“I'm not too concerned about it. I know I'll have to work twice as hard to get back to where I want to be, but it is definitely possible this could be a good thing,” Markakis said. “I've gotten extra rest and time off to allow my body to recuperate and get this injury fixed, and hopefully things will get better.”
Markakis first injured the abdomen while stealing second base Sept. 9 in Toronto. His belt buckle dug into his pelvic area on the slide, causing immediate pain. He dealt with lingering soreness until he re-aggravated the injury during the Orioles’ season finale Sept. 28 when he made a diving catch in right field.
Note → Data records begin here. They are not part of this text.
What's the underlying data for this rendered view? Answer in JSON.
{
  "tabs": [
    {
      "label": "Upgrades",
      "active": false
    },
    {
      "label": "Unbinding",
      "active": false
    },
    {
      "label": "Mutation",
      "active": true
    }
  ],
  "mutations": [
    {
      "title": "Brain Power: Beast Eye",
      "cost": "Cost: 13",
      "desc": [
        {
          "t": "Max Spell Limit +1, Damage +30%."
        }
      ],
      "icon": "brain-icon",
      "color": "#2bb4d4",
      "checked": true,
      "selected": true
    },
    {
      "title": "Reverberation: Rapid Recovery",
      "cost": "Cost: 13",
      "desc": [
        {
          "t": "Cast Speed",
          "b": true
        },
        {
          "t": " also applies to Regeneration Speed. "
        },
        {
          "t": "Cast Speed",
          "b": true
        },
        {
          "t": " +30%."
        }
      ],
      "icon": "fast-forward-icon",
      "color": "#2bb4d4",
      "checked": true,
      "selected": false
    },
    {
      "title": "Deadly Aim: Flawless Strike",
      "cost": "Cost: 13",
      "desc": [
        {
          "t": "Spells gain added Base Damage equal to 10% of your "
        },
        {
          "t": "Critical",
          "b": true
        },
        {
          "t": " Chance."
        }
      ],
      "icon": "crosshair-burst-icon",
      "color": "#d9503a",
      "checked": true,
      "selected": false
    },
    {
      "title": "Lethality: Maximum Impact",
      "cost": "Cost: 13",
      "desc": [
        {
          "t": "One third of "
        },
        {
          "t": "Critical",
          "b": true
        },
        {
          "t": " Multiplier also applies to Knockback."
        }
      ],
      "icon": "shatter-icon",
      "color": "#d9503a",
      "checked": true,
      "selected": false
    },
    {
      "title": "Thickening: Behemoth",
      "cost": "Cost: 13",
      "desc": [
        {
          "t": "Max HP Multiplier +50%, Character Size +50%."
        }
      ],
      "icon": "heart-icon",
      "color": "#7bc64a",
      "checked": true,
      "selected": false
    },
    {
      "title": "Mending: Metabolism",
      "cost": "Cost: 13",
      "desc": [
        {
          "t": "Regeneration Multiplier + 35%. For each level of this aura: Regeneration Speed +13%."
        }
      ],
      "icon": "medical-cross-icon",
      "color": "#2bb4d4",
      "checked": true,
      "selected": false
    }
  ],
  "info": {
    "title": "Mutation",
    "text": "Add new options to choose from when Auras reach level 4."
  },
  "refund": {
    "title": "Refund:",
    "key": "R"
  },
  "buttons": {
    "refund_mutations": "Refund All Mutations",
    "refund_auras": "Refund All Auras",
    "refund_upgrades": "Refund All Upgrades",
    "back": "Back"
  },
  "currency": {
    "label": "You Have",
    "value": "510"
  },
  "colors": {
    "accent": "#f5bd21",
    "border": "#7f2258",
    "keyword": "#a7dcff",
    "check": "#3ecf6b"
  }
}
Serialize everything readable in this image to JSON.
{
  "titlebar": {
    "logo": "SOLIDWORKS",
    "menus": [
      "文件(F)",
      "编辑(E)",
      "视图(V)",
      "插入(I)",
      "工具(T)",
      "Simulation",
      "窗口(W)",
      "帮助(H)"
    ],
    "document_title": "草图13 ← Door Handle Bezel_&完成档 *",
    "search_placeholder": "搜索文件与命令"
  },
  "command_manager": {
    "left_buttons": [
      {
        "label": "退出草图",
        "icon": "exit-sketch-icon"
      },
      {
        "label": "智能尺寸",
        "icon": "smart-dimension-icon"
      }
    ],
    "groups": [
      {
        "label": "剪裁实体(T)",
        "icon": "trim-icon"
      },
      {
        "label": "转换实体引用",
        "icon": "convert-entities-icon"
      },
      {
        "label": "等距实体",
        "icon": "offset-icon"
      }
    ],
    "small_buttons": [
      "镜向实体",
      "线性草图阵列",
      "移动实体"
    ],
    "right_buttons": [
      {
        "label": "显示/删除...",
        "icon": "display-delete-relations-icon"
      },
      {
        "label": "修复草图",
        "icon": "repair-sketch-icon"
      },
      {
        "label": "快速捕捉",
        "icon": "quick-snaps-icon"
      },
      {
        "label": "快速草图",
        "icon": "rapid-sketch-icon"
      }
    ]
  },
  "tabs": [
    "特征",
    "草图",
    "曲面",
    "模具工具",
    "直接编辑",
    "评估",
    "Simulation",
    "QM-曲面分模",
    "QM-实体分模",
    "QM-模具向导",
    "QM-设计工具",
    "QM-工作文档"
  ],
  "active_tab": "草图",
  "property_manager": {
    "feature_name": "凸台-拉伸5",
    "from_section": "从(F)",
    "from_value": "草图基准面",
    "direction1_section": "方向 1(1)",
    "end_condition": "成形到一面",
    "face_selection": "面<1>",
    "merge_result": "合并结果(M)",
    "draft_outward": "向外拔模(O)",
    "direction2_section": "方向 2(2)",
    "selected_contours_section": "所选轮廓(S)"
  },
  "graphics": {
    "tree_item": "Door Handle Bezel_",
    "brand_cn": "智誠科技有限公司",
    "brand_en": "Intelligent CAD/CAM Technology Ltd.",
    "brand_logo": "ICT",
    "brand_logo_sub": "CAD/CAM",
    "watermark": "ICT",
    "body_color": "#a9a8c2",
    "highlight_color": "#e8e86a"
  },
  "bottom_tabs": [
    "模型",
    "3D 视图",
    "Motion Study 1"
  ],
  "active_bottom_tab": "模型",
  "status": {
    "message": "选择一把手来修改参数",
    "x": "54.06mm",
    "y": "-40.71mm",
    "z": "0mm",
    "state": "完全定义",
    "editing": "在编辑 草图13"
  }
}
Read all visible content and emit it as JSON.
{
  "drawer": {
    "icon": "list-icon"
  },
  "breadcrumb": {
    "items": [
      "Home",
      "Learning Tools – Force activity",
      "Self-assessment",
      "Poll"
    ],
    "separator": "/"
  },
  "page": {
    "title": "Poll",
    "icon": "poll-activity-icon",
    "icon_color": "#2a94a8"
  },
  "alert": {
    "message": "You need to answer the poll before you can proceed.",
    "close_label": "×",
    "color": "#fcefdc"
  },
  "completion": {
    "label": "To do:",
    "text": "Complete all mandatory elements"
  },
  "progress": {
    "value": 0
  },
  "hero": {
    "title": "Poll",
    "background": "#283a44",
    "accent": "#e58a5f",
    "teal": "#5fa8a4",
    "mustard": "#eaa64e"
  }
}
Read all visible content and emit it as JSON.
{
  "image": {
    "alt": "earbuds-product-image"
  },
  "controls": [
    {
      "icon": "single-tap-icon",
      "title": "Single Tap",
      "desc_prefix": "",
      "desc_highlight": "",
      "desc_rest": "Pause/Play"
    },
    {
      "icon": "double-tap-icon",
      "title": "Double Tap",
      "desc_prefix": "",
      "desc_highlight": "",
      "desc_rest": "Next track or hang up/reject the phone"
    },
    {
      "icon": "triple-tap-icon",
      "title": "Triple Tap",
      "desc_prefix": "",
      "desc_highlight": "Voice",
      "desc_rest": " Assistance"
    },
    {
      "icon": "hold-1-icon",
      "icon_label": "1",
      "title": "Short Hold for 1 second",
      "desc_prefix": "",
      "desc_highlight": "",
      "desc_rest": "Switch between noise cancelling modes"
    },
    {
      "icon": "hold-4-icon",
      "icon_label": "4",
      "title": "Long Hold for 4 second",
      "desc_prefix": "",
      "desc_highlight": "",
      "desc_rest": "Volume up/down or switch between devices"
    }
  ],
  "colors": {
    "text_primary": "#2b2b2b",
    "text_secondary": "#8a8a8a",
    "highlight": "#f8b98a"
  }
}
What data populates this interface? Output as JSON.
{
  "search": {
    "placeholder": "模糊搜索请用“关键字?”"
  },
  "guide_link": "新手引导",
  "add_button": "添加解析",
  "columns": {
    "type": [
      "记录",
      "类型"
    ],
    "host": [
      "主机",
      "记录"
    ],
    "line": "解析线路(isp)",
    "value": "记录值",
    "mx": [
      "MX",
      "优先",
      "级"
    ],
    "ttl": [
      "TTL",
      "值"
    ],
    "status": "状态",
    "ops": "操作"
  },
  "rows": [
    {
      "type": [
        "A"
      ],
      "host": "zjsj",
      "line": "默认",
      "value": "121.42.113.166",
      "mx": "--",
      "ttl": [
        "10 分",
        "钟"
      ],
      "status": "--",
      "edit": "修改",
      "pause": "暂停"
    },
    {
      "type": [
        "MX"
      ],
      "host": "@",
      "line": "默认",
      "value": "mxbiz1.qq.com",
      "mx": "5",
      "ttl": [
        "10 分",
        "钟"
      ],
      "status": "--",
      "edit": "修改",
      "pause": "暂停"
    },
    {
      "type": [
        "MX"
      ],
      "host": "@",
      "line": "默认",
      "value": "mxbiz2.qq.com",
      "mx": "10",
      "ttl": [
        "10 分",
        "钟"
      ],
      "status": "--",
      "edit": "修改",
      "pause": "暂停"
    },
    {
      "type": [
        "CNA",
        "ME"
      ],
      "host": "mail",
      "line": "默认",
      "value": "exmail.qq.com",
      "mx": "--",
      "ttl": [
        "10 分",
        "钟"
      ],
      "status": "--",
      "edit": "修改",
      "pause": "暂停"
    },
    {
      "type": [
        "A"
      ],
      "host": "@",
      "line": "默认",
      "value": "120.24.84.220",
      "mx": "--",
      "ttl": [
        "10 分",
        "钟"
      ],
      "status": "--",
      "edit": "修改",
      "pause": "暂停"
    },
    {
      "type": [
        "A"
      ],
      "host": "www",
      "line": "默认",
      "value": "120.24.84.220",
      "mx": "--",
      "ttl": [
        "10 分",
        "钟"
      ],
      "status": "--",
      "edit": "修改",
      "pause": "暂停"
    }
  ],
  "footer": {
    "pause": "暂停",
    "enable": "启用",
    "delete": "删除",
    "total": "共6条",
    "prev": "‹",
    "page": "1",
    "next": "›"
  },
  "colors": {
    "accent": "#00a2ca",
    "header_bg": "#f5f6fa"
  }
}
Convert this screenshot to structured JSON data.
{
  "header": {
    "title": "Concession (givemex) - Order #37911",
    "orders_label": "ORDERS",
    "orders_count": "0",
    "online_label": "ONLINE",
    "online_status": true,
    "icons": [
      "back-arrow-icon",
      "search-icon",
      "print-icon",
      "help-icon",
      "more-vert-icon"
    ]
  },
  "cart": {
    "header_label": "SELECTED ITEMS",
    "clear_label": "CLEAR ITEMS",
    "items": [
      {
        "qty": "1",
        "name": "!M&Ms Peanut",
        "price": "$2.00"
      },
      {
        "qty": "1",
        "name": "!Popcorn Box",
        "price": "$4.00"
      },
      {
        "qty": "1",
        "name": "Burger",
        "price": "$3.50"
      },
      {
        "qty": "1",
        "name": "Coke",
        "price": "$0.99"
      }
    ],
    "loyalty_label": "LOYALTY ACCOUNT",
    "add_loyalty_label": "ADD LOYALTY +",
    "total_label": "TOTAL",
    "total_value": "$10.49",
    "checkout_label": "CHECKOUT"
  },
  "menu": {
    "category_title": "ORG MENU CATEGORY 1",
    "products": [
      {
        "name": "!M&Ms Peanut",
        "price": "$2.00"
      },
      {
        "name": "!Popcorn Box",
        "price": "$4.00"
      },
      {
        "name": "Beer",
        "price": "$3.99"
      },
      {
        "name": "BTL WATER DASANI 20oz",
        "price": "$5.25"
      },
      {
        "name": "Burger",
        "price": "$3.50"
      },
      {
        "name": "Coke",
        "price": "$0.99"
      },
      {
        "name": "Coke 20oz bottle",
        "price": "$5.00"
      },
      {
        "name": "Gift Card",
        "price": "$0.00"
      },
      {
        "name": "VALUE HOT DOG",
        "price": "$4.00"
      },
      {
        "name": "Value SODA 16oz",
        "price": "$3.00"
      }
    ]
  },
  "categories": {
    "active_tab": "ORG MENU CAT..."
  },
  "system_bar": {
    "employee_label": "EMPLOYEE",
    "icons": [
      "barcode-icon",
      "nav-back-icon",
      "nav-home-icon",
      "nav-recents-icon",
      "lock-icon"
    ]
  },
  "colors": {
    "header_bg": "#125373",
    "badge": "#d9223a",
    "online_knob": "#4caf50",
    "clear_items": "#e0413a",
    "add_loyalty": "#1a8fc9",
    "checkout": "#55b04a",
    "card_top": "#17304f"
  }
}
After a MRI, he was diagnosed with a deep bone bruise and was told to rest in the offseason. The area likely was too swollen, Markakis said, to discover the muscle injuries at that time. He never fully recovered from the soreness and had another offseason MRI, which revealed the tears.
Even from the second MRI, Markakis said Philadelphia surgeon and sports hernia specialist Dr. William Meyers couldn’t determine the full damage — or the presence of the scar tissue, which may have hampered Markakis’ recovery — until Thursday’s operation.
“He said it was a very severe injury and they didn't know the extent until he got in there and cleaned it up,” Markakis said of Meyers, who performed sports hernia surgery in October on Orioles’ second baseman Ryan Adams. “They told me to walk a mile today to clear up that scar tissue, in three weeks I can resume normal lifting, four or five [weeks] light baseball activities and by six or seven I can be a full go.”
Markakis' power has declined since he homered 23 times in 2007 — he hit just 27 in the past two seasons combined — but he said he is not pointing to the abdomen injury as an excuse since he doesn't know when it first occurred.
“I wouldn't say it has bothered me for years, but the doctor said there has been damage and scar tissue there and that it is possible that I have been weaker down there in my lower half,” Markakis said. “It's a step-by-step process with it, and we'll see, but I'm hoping this can work itself out and I'll get back to where I was.”
Washington Nationals third baseman Ryan Zimmerman had a similar surgery — performed by Meyers last year — and missed six weeks and was not 100 percent when he first returned.
Markakis played in 160 games last year, the fifth consecutive season he has played 157 or more games for the Orioles. Last season, he batted .284 with 15 homers and 73 RBIs and won his first Gold Glove.